Each line with the word "title" must appear in the answer, copied from the records.
Top of Supplied data
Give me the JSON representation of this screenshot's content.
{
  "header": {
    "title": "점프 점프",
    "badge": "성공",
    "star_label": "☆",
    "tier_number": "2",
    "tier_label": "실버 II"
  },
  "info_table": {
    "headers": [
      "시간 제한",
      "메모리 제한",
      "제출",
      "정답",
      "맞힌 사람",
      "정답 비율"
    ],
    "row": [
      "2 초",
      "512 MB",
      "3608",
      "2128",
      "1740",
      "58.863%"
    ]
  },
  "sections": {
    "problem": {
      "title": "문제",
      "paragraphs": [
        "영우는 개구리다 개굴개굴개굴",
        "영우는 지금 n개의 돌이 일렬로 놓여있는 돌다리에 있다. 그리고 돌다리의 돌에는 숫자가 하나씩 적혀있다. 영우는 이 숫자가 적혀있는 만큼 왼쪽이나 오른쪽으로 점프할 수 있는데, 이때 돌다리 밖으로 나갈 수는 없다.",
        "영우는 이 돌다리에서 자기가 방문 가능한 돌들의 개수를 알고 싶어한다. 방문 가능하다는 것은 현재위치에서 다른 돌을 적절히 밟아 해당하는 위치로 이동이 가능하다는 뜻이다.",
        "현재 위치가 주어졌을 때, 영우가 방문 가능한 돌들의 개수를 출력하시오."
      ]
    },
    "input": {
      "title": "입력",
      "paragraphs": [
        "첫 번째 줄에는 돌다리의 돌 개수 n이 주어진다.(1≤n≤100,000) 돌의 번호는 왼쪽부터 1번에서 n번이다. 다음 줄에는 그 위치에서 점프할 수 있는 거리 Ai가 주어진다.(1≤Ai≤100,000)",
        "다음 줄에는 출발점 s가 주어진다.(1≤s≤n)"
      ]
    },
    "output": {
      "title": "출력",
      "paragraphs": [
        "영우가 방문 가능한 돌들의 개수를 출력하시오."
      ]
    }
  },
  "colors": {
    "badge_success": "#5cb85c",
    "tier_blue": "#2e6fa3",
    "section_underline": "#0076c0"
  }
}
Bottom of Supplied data
■ Answer space ■
    "title": "점프 점프",
      "title": "문제",
      "title": "입력",
      "title": "출력",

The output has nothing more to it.